Using NPR or National Public Radio as baseline for the international and national topics, this research will proceed with the premise that NPR is backed by public service broadcasting PBS headquartered in Arlington, Virginia with 348 public television stations (PBS, 2006).

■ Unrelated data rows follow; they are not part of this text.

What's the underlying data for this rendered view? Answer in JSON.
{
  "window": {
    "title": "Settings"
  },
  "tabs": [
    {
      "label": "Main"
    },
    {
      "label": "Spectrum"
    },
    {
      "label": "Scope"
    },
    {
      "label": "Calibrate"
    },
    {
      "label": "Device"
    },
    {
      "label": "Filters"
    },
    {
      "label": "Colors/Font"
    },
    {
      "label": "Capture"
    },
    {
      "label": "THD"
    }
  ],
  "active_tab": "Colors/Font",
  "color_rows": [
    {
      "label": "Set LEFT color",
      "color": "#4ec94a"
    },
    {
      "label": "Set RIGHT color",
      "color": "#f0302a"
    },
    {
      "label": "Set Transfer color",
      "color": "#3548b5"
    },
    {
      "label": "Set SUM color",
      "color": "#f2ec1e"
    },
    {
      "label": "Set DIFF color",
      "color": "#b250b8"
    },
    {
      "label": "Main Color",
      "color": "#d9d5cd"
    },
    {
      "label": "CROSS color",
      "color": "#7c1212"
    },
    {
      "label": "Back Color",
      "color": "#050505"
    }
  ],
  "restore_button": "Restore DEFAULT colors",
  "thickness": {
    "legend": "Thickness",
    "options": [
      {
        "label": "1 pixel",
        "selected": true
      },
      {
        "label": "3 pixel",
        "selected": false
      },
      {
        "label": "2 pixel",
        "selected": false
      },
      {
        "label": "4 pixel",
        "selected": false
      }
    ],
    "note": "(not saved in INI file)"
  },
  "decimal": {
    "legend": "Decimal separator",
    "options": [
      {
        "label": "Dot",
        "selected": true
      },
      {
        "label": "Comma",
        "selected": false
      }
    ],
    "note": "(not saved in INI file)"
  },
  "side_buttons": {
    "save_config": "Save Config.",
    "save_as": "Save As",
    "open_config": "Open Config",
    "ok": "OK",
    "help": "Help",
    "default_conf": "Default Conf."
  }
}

NPR, undoubtedly provided a wide coverage on most of the international and national topics. An array of personalities are also featured in their interviews giving ample information and sides regarding current events and issues. On the issue of nuclear weapons involving Iran and North Korea, Washington Post writer Colum Lynch went on air with Jacki Lyden (NPR, 2006) in "All Things Considered." The issue on North Korea and Iran were presented in a way broadsheet newspapers would including buzzwords "UN trade sanctions", "nuclear weaponry", "Kim Il-Sung" as they appeared in the Washington Post (Linzer, 2006). In Linzer's report, the US is represented as "the Bush administration" personified by Assistant Secretary of State Stephen G. Rademaker. As noted by most conservative readers (The Pew Research Center, 2006; Media Research Center, 2006; and Groseclose and Milyo, 2005), emphasis was taken away from the issue that "may" have been pushed by the present US administration into neutral information that went, "world leaders attending a nuclear conference seemed to dismiss the U.S. call for punitive measures. Instead, they spoke of incentives and negotiations as a way of encouraging the Islamic republic to give up worrisome aspects of its energy program that could be diverted for weapons work" (Linzer, 2006). "Increase of pressure on Iran" as well as Bush' branding of "axis of evil" and North Korean ambassador's Pak Gil Yon's comments "increased US pressure a declaration of war," (AP, 2006). Both the CNN and the Washington Post posted coverage beyond US and contending countries Iran and North Korea on the issue. Meanwhile, local newspaper Miami Herald cannot be said to be left behind in content as updated coverage on the international issue were churned out, basically from international news agencies such as the Associated Press and Los Angles times Service. Its stories also carried out buzz words, including opinionated "Nut with a Nuke" headlines, "hardliners" and quotes